At the beginning of October, Alzheimer Europe and Neuronet co-hosted a European Parliament workshop entitled: “The Innovative Health Initiative: Building on the success of the Innovative Medicines Initiative”. Here, Carlos Díaz, CEO of Synapse Research Management Partners was part of the event, talking about the lessons learned in the Neuronet consortium.
Neuronet reflects on the scientific system in a different way, as it is not about research or investigation – as most of the Innovative Medicines Initiative (IMI) neurodegeneration portfolio projects are – but is focused on building bridges among the different organizations and actors.

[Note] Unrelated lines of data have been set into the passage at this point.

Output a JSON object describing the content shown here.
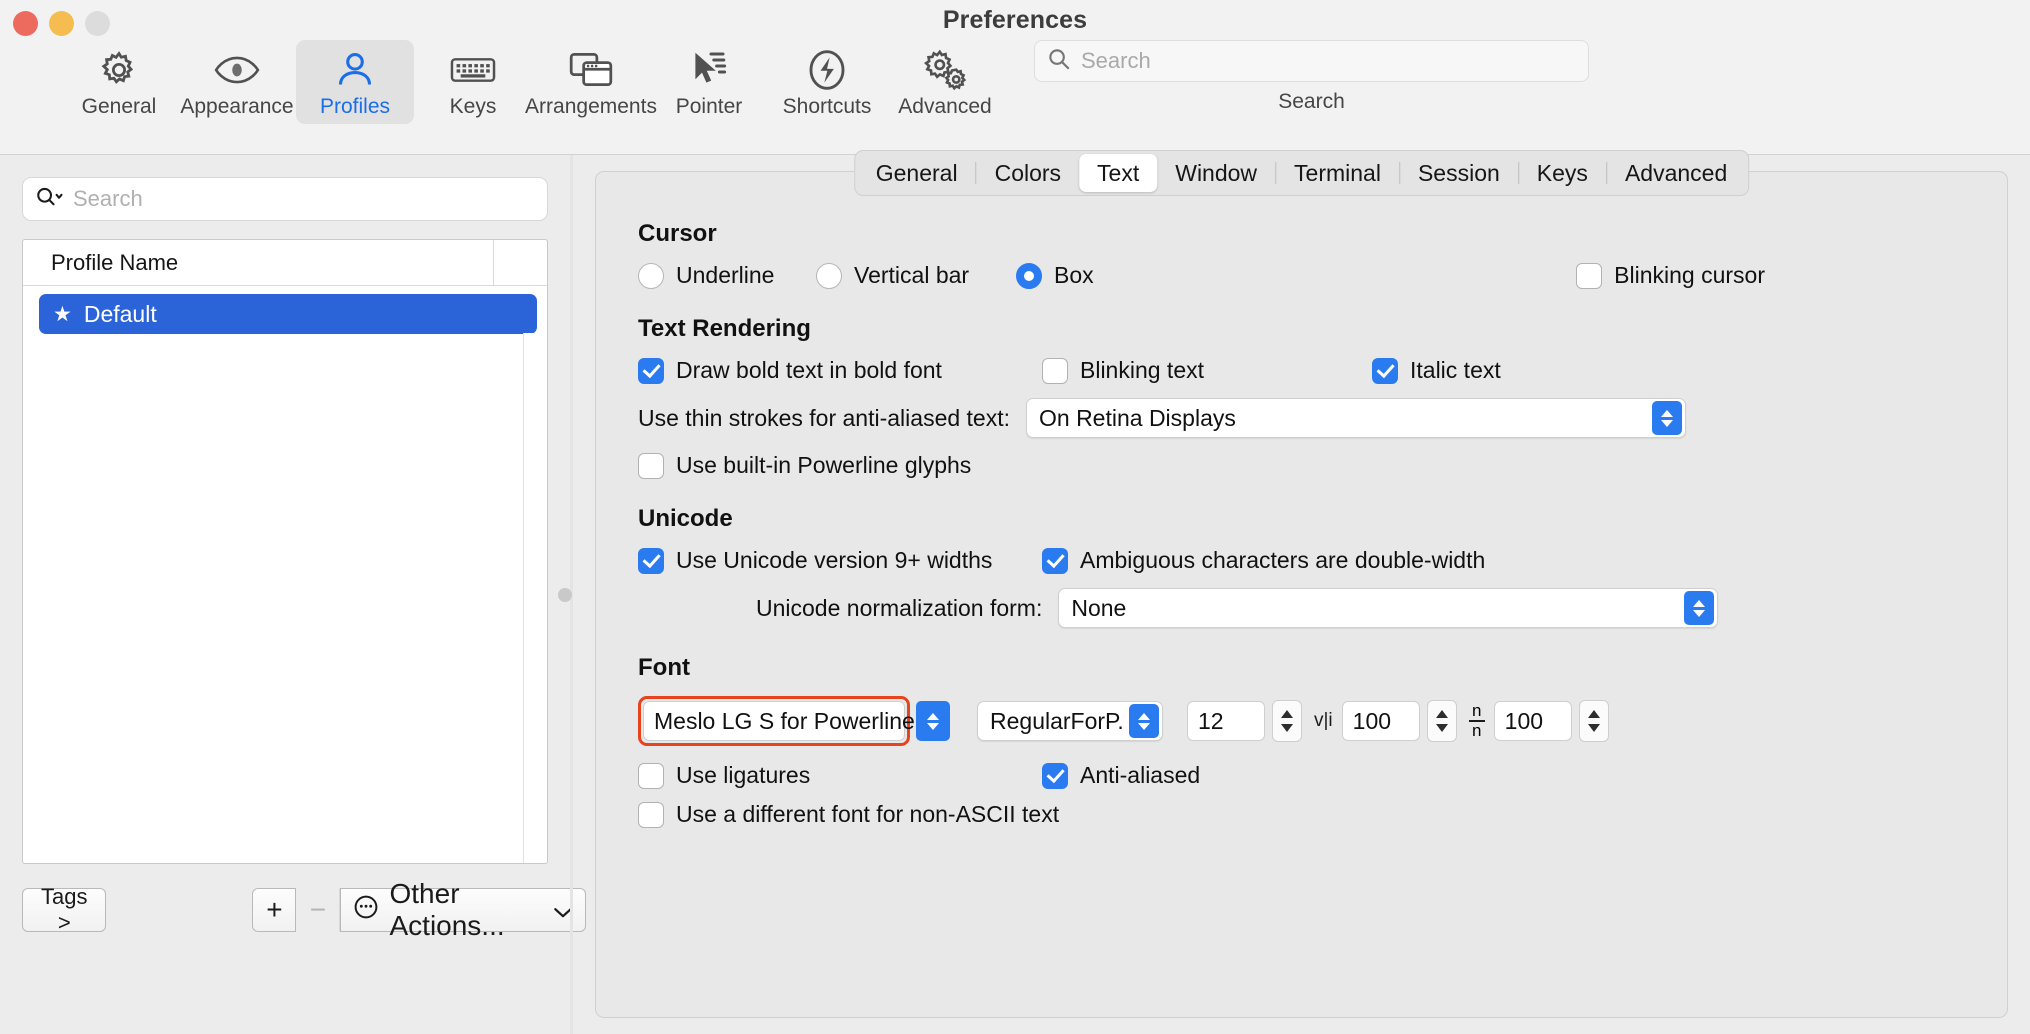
{
  "window": {
    "title": "Preferences"
  },
  "toolbar": {
    "items": [
      {
        "label": "General",
        "icon": "gear-icon",
        "selected": false
      },
      {
        "label": "Appearance",
        "icon": "eye-icon",
        "selected": false
      },
      {
        "label": "Profiles",
        "icon": "person-icon",
        "selected": true
      },
      {
        "label": "Keys",
        "icon": "keyboard-icon",
        "selected": false
      },
      {
        "label": "Arrangements",
        "icon": "windows-icon",
        "selected": false
      },
      {
        "label": "Pointer",
        "icon": "cursor-icon",
        "selected": false
      },
      {
        "label": "Shortcuts",
        "icon": "bolt-icon",
        "selected": false
      },
      {
        "label": "Advanced",
        "icon": "gears-icon",
        "selected": false
      }
    ],
    "search": {
      "placeholder": "Search",
      "value": "",
      "caption": "Search",
      "icon": "search-icon"
    }
  },
  "sidebar": {
    "search": {
      "placeholder": "Search",
      "value": "",
      "icon": "search-scope-icon"
    },
    "table": {
      "column_header": "Profile Name",
      "rows": [
        {
          "name": "Default",
          "starred": true,
          "star_glyph": "★",
          "selected": true
        }
      ]
    },
    "bottom": {
      "tags_label": "Tags >",
      "add_label": "+",
      "remove_label": "−",
      "other_actions_label": "Other Actions...",
      "other_actions_icon": "ellipsis-circle-icon"
    }
  },
  "main": {
    "tabs": [
      {
        "label": "General",
        "selected": false
      },
      {
        "label": "Colors",
        "selected": false
      },
      {
        "label": "Text",
        "selected": true
      },
      {
        "label": "Window",
        "selected": false
      },
      {
        "label": "Terminal",
        "selected": false
      },
      {
        "label": "Session",
        "selected": false
      },
      {
        "label": "Keys",
        "selected": false
      },
      {
        "label": "Advanced",
        "selected": false
      }
    ],
    "cursor": {
      "title": "Cursor",
      "options": [
        {
          "label": "Underline",
          "selected": false
        },
        {
          "label": "Vertical bar",
          "selected": false
        },
        {
          "label": "Box",
          "selected": true
        }
      ],
      "blinking_cursor": {
        "label": "Blinking cursor",
        "checked": false
      }
    },
    "text_rendering": {
      "title": "Text Rendering",
      "draw_bold": {
        "label": "Draw bold text in bold font",
        "checked": true
      },
      "blinking_text": {
        "label": "Blinking text",
        "checked": false
      },
      "italic_text": {
        "label": "Italic text",
        "checked": true
      },
      "thin_strokes": {
        "label": "Use thin strokes for anti-aliased text:",
        "value": "On Retina Displays"
      },
      "powerline": {
        "label": "Use built-in Powerline glyphs",
        "checked": false
      }
    },
    "unicode": {
      "title": "Unicode",
      "version9": {
        "label": "Use Unicode version 9+ widths",
        "checked": true
      },
      "ambiguous": {
        "label": "Ambiguous characters are double-width",
        "checked": true
      },
      "normalization": {
        "label": "Unicode normalization form:",
        "value": "None"
      }
    },
    "font": {
      "title": "Font",
      "family": "Meslo LG S for Powerline",
      "style": "RegularForP...",
      "size": "12",
      "horizontal_spacing": "100",
      "horizontal_spacing_icon": "v|i",
      "vertical_spacing": "100",
      "vertical_spacing_icon": "n-over-n",
      "ligatures": {
        "label": "Use ligatures",
        "checked": false
      },
      "antialiased": {
        "label": "Anti-aliased",
        "checked": true
      },
      "non_ascii": {
        "label": "Use a different font for non-ASCII text",
        "checked": false
      },
      "highlight_color": "#e8431f"
    }
  }
}
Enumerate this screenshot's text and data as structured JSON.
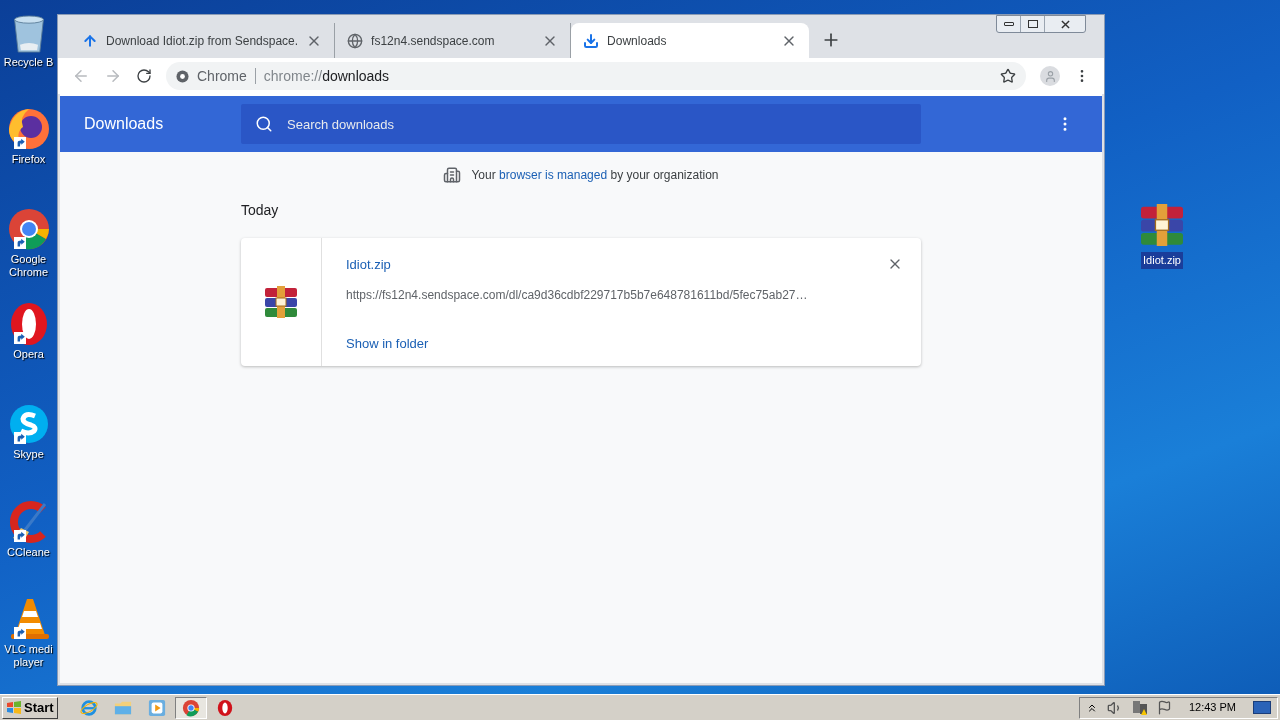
{
  "desktop": {
    "icons": [
      {
        "kind": "recycle",
        "label": "Recycle B"
      },
      {
        "kind": "firefox",
        "label": "Firefox"
      },
      {
        "kind": "chrome",
        "label": "Google Chrome"
      },
      {
        "kind": "opera",
        "label": "Opera"
      },
      {
        "kind": "skype",
        "label": "Skype"
      },
      {
        "kind": "ccleaner",
        "label": "CCleane"
      },
      {
        "kind": "vlc",
        "label": "VLC medi player"
      }
    ],
    "file_icon": {
      "label": "Idiot.zip",
      "selected": true
    }
  },
  "browser": {
    "tabs": [
      {
        "kind": "upload",
        "title": "Download Idiot.zip from Sendspace.",
        "selected": false
      },
      {
        "kind": "globe",
        "title": "fs12n4.sendspace.com",
        "selected": false
      },
      {
        "kind": "download",
        "title": "Downloads",
        "selected": true
      }
    ],
    "omnibox": {
      "scheme_label": "Chrome",
      "url_prefix": "chrome://",
      "url_path": "downloads"
    },
    "page": {
      "title": "Downloads",
      "search": {
        "placeholder": "Search downloads"
      },
      "notice": {
        "before": "Your",
        "link": "browser is managed",
        "after": "by your organization"
      },
      "section": "Today",
      "items": [
        {
          "file_name": "Idiot.zip",
          "url": "https://fs12n4.sendspace.com/dl/ca9d36cdbf229717b5b7e648781611bd/5fec75ab27…",
          "action": "Show in folder"
        }
      ]
    }
  },
  "taskbar": {
    "start": "Start",
    "apps": [
      {
        "kind": "ie",
        "pressed": false
      },
      {
        "kind": "explorer",
        "pressed": false
      },
      {
        "kind": "media",
        "pressed": false
      },
      {
        "kind": "chrome",
        "pressed": true
      },
      {
        "kind": "opera",
        "pressed": false
      }
    ],
    "clock": "12:43 PM"
  }
}
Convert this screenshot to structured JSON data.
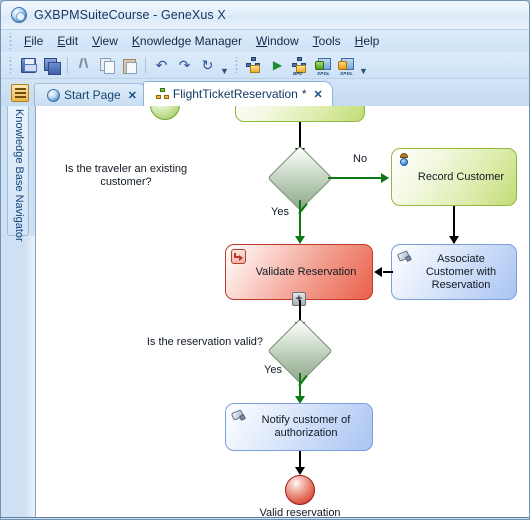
{
  "window": {
    "title": "GXBPMSuiteCourse - GeneXus X",
    "app_icon": "genexus-logo-icon"
  },
  "menu": {
    "items": [
      {
        "label": "File",
        "accel": "F"
      },
      {
        "label": "Edit",
        "accel": "E"
      },
      {
        "label": "View",
        "accel": "V"
      },
      {
        "label": "Knowledge Manager",
        "accel": "K"
      },
      {
        "label": "Window",
        "accel": "W"
      },
      {
        "label": "Tools",
        "accel": "T"
      },
      {
        "label": "Help",
        "accel": "H"
      }
    ]
  },
  "toolbar": {
    "buttons": [
      {
        "name": "save-icon",
        "tooltip": "Save"
      },
      {
        "name": "save-all-icon",
        "tooltip": "Save All"
      },
      {
        "name": "cut-icon",
        "tooltip": "Cut"
      },
      {
        "name": "copy-icon",
        "tooltip": "Copy"
      },
      {
        "name": "paste-icon",
        "tooltip": "Paste"
      },
      {
        "name": "undo-icon",
        "tooltip": "Undo"
      },
      {
        "name": "redo-icon",
        "tooltip": "Redo"
      },
      {
        "name": "redo-all-icon",
        "tooltip": "Redo All"
      },
      {
        "name": "build-process-icon",
        "tooltip": "Build Process"
      },
      {
        "name": "run-icon",
        "tooltip": "Run"
      },
      {
        "name": "import-bpd-icon",
        "tooltip": "Import BPD"
      },
      {
        "name": "import-xpdl-icon",
        "tooltip": "Import XPDL"
      },
      {
        "name": "export-xpdl-icon",
        "tooltip": "Export XPDL"
      }
    ],
    "undo_glyph": "↶",
    "redo_glyph": "↷",
    "redo_all_glyph": "↻",
    "play_glyph": "▶",
    "bpd_label": "BPD",
    "xpdl_label": "XPDL",
    "overflow_glyph": "▼"
  },
  "sidebar": {
    "toggle_name": "knowledge-base-navigator-toggle",
    "label": "Knowledge Base Navigator"
  },
  "tabs": [
    {
      "label": "Start Page",
      "icon": "start-page-icon",
      "active": false,
      "close_glyph": "✕",
      "modified": ""
    },
    {
      "label": "FlightTicketReservation",
      "icon": "diagram-icon",
      "active": true,
      "close_glyph": "✕",
      "modified": " *"
    }
  ],
  "diagram": {
    "type": "bpmn-process",
    "nodes": [
      {
        "id": "start-event",
        "kind": "start-event",
        "label": "",
        "icon": "start-event-icon"
      },
      {
        "id": "top-task",
        "kind": "task",
        "label": "",
        "icon": "",
        "color": "green"
      },
      {
        "id": "gateway-existing-customer",
        "kind": "exclusive-gateway",
        "label": "Is the traveler an existing customer?"
      },
      {
        "id": "record-customer",
        "kind": "user-task",
        "label": "Record Customer",
        "icon": "user-task-icon",
        "color": "green"
      },
      {
        "id": "associate-customer",
        "kind": "service-task",
        "label": "Associate Customer with Reservation",
        "icon": "service-task-icon",
        "color": "blue"
      },
      {
        "id": "validate-reservation",
        "kind": "call-activity",
        "label": "Validate Reservation",
        "icon": "call-activity-icon",
        "color": "red",
        "selected": true,
        "expand_marker": "+"
      },
      {
        "id": "gateway-reservation-valid",
        "kind": "exclusive-gateway",
        "label": "Is the reservation valid?"
      },
      {
        "id": "notify-customer",
        "kind": "service-task",
        "label": "Notify customer of authorization",
        "icon": "service-task-icon",
        "color": "blue"
      },
      {
        "id": "end-event",
        "kind": "end-event",
        "label": "Valid reservation",
        "icon": "end-event-icon"
      }
    ],
    "flow_labels": {
      "no": "No",
      "yes_top": "Yes",
      "yes_bottom": "Yes"
    }
  }
}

Neuronet is referred to as a “coordination and support action” among the IMI projects, and its main objective is to find synergies and promote collaboration across the different projects in the portfolio. In this way, the consortium connects 264 organizations from 25 countries, with more than 2,300 individuals working daily in projects with an investment of more than 380 million EUR.
The consortium has been focused on understanding the landscape of the IMI portfolio from different angles to identify the best way that projects can relate to each other, while also inviting projects to participate in this process as well.
The Knowledge Base is a tool developed by Synapse as a support element for Neuronet, to promote the portfolio’s visibility, networking, and participation. Of particular interest is the Asset Map, which Carlos explained “aims to extract the most tangible results of the projects and move away from the ‘project’ logic, since it is an important concept, but at the end, what remains is the asset. This is what should be sustained in the future and should be leveraged by others as well.”
Neuronet has also evaluated the impact of the IMI portfolio. With a specific focus on members and partners from the pharmaceutical industry, Neuronet surveyed how IMI projects have impacted their companies, daily activities, professional careers, and networks. The results were broadly positive, as respondents said that IMI projects had a mid-to-high impact on, for example, their visibility, establishment of strategic partnership, and attracting new talent.
This survey identified a very important area of opportunity area: sustainability. This is a complex aspect of a project’s lifespan, because of the lack of clear incentives, the different points of view of the institutions and researchers, among other issues. To address this, Neuronet implemented different actions to harness the potential and existing expertise across projects. One of these actions was the creation of Task Forces, designed to tackle specific synergies and identify the elements of each project that could be helpful for others.
One example of a Task Force has been dedicated to the Neuro Cohort initiative. This initiative is designed to enhance the visibility and participation of a network of research-active sites and enable a more efficient project setup. It currently represents 39 sites. We will share more details about the Neuro Cohort initiative in due course.
With these kinds of initiatives and actions, Neuronet has achieved its aims as they are oriented to a systems leadership approach and a more participative structure. “Neuronet does not have an agenda, we are neither academics nor focus in a specific area. We have a completely neutral position”, added Carlos. The success of this position was reflected in the IMI projects’ evaluation of Neuronet and its services, which has been very positive and highly recognised.
This is how Neuronet works to make the IMI projects’ efforts more valuable. By putting their strengths at the service of research and patients’ communities, moving the focus away from projects to assets and, mainly, to people.